OR Lesson Plan - Vocab Strategy: What are strategies to teach word learning?
Word parts • context and inference • dictionary • cognate knowledge
Cognate - definition and examples
Words that "sound the same" between languages or dialects. Examples: problem/problema, complicated/complicado
OR Lesson Plan - Vocab Strategy Example: 7-step process for pre-teaching vocabulary
1) Teacher says the word, student repeats. 2) Teacher states the word in context from the text. 3) Teacher provides the dictionary definition. 4) Teacher explains the meaning with a student-friendly definition. 5) Teacher highlights features of the word (polysemous, cognate, tense, prefix, etc.) 6) Teacher engages students in activities to develop word/concepts knowledge. 7) Teacher assigns peer reading with oral and written summarization activities. Teacher explains how new words will be used.
OR Lesson Plan - Vocab Strategy Example: Word Wheel - What is it and how to use it?
Strategy for approaching Tier 2 words. Put word in the center, students will add words around the central word that are related to or synonyms of the word.
OR Lesson Plan - Vocab Strategy Example: Lexical Array - What is it and how to use it?
Strategy for expanding vocabulary. Identify word that could be made more precise. Identify more sophisticated words that are synonymous. Example: hard/difficult/challenging/laborious, make/build/construct
OR Lesson Plan - Vocab Strategy Example: Word Form Chart - What is it and how to use it?
Strategy to display forms of vocabulary words that are frequently transformed.
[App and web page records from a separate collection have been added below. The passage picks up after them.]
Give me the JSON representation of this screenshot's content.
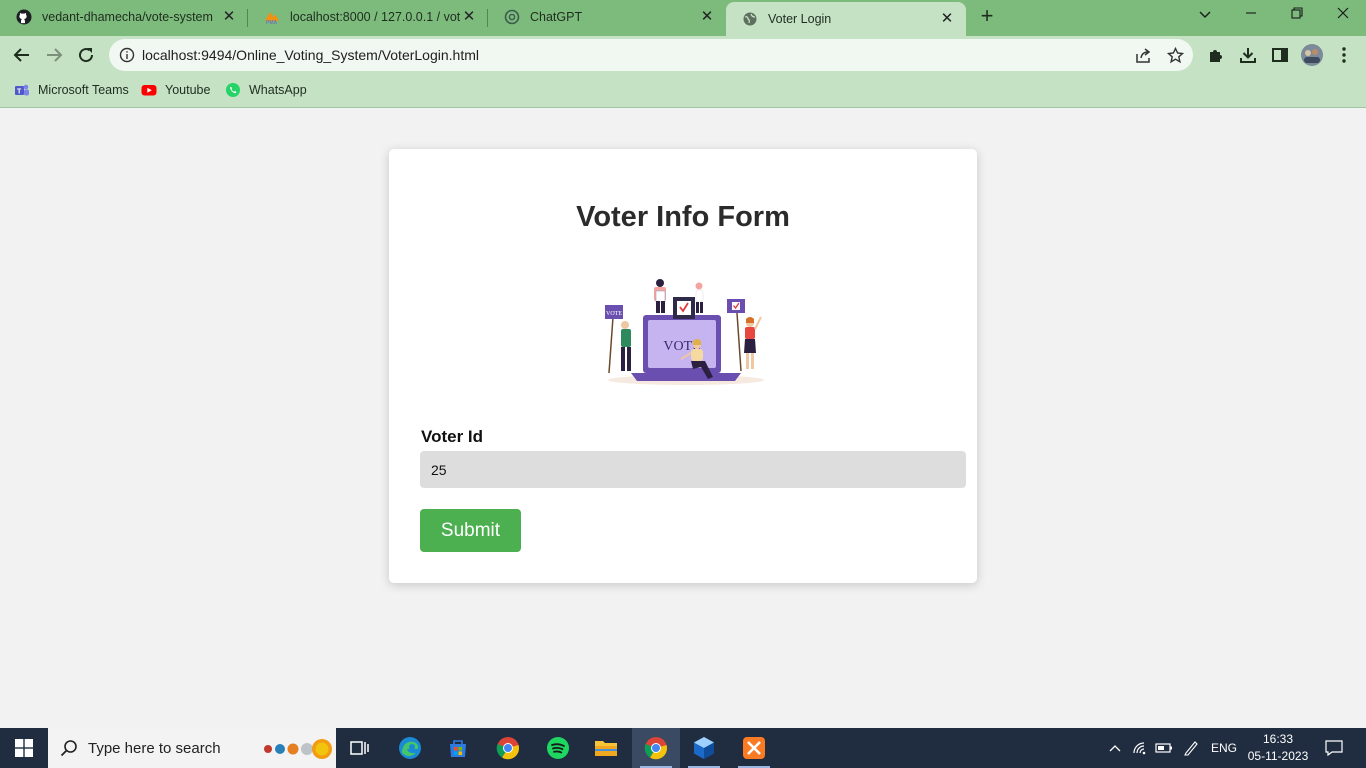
{
  "browser": {
    "tabs": [
      {
        "title": "vedant-dhamecha/vote-system",
        "icon": "github-icon"
      },
      {
        "title": "localhost:8000 / 127.0.0.1 / vote",
        "icon": "phpmyadmin-icon"
      },
      {
        "title": "ChatGPT",
        "icon": "chatgpt-icon"
      },
      {
        "title": "Voter Login",
        "icon": "globe-icon",
        "active": true
      }
    ],
    "url": "localhost:9494/Online_Voting_System/VoterLogin.html",
    "bookmarks": [
      {
        "label": "Microsoft Teams",
        "icon": "teams-icon"
      },
      {
        "label": "Youtube",
        "icon": "youtube-icon"
      },
      {
        "label": "WhatsApp",
        "icon": "whatsapp-icon"
      }
    ],
    "accent_color": "#7dbb7d"
  },
  "page": {
    "title": "Voter Info Form",
    "illustration_text": "VOTE",
    "sign_text": "VOTE",
    "form": {
      "voter_id_label": "Voter Id",
      "voter_id_value": "25",
      "submit_label": "Submit"
    },
    "submit_color": "#4caf50"
  },
  "taskbar": {
    "search_placeholder": "Type here to search",
    "language": "ENG",
    "time": "16:33",
    "date": "05-11-2023"
  }
}
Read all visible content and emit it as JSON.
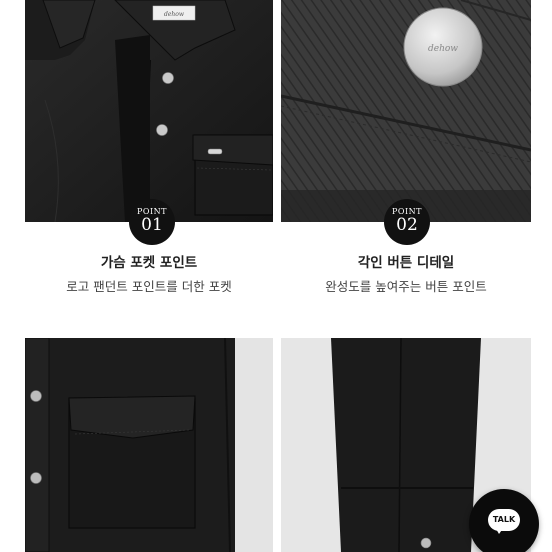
{
  "details": [
    {
      "badge_point": "POINT",
      "badge_number": "01",
      "title": "가슴 포켓 포인트",
      "description": "로고 팬던트 포인트를 더한 포켓"
    },
    {
      "badge_point": "POINT",
      "badge_number": "02",
      "title": "각인 버튼 디테일",
      "description": "완성도를 높여주는 버튼 포인트"
    }
  ],
  "logo_text": "dehow",
  "talk_button": {
    "label": "TALK"
  },
  "colors": {
    "badge": "#111111",
    "denim_dark": "#1a1a1a",
    "background": "#ffffff"
  }
}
Ex: prohibit, prohibition, prohibitive, prohibitively
OR Lesson Plan - Reading Strategies - What are key points to remember about planning for reading strategies?
Model! • frequent checks for understanding • connect to background knowledge • consider modifications for volume, complexity and time as necessary
OR Lesson Plan - Reading Strategy Examples: What are strategies for PRE-READING?
1) Activate background knowledge (reference point, visuals) 2) identify challenging cocabulary
OR Lesson Plan - Reading Strategy Examples: What are strategies for DURING READING?
1) purpose for reading (annotation focus, chunking, graphic organizer) 2) interactive supports (pairs/groups, mentors)
OR Lesson Plan - Reading Strategy Examples: What are strategies for AFTER READING?
1) frequent comprehension checks (guiding Qs, teacher check-ins, strategy modeling), 2) ask differentiated Qs (reference purpose, require evidence, provide evidence, scaffolded Qs)
OR Lesson Plan - Writing Strategy Examples: What are strategies for Structuring & Scaffolding writing?
Graphic Organizers • Sentence Starters, Sentence Frames • Word bank • Exemplar/model • Extended time or shortened prompt • Alternate option for L1 or L2 (diagram, map, web, chart, matrix, graphic organizer, timeline, drawing)
OR Lesson Plan - Writing Strategy Examples: What are strategies for providing feedback for writing?
Teach spelling and grammar in context • Balance of accuracy with fluency and motivation